(Records provided)

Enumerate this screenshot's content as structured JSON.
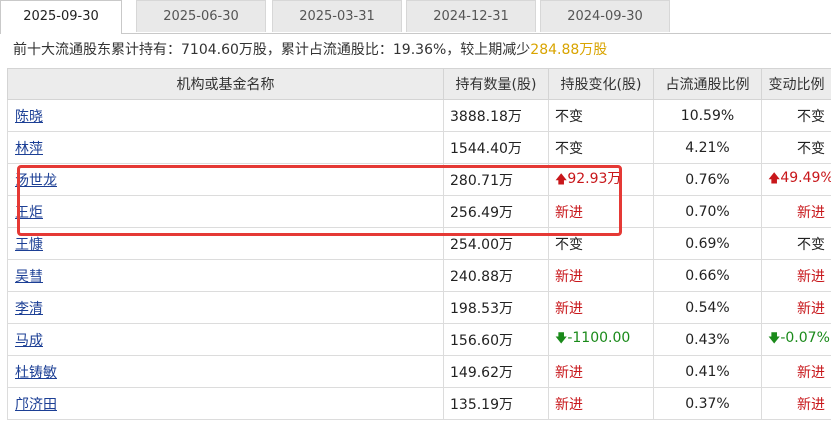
{
  "tabs": [
    "2025-09-30",
    "2025-06-30",
    "2025-03-31",
    "2024-12-31",
    "2024-09-30"
  ],
  "summary": {
    "prefix": "前十大流通股东累计持有：7104.60万股，累计占流通股比：19.36%，较上期减少",
    "change": "284.88万股"
  },
  "columns": [
    "机构或基金名称",
    "持有数量(股)",
    "持股变化(股)",
    "占流通股比例",
    "变动比例"
  ],
  "rows": [
    {
      "name": "陈晓",
      "shares": "3888.18万",
      "change": "不变",
      "change_type": "same",
      "ratio": "10.59%",
      "pct": "不变",
      "pct_type": "same"
    },
    {
      "name": "林萍",
      "shares": "1544.40万",
      "change": "不变",
      "change_type": "same",
      "ratio": "4.21%",
      "pct": "不变",
      "pct_type": "same"
    },
    {
      "name": "汤世龙",
      "shares": "280.71万",
      "change": "92.93万",
      "change_type": "up",
      "ratio": "0.76%",
      "pct": "49.49%",
      "pct_type": "up"
    },
    {
      "name": "王炬",
      "shares": "256.49万",
      "change": "新进",
      "change_type": "new",
      "ratio": "0.70%",
      "pct": "新进",
      "pct_type": "new"
    },
    {
      "name": "王慷",
      "shares": "254.00万",
      "change": "不变",
      "change_type": "same",
      "ratio": "0.69%",
      "pct": "不变",
      "pct_type": "same"
    },
    {
      "name": "吴彗",
      "shares": "240.88万",
      "change": "新进",
      "change_type": "new",
      "ratio": "0.66%",
      "pct": "新进",
      "pct_type": "new"
    },
    {
      "name": "李清",
      "shares": "198.53万",
      "change": "新进",
      "change_type": "new",
      "ratio": "0.54%",
      "pct": "新进",
      "pct_type": "new"
    },
    {
      "name": "马成",
      "shares": "156.60万",
      "change": "-1100.00",
      "change_type": "down",
      "ratio": "0.43%",
      "pct": "-0.07%",
      "pct_type": "down"
    },
    {
      "name": "杜铸敏",
      "shares": "149.62万",
      "change": "新进",
      "change_type": "new",
      "ratio": "0.41%",
      "pct": "新进",
      "pct_type": "new"
    },
    {
      "name": "邝济田",
      "shares": "135.19万",
      "change": "新进",
      "change_type": "new",
      "ratio": "0.37%",
      "pct": "新进",
      "pct_type": "new"
    }
  ],
  "colors": {
    "red": "#c8171b",
    "green": "#1a8a1a",
    "link": "#1c3f95",
    "highlight": "#e53935",
    "summary_change": "#d9a400"
  }
}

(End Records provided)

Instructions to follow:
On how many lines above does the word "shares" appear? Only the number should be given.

Reply to the task:
10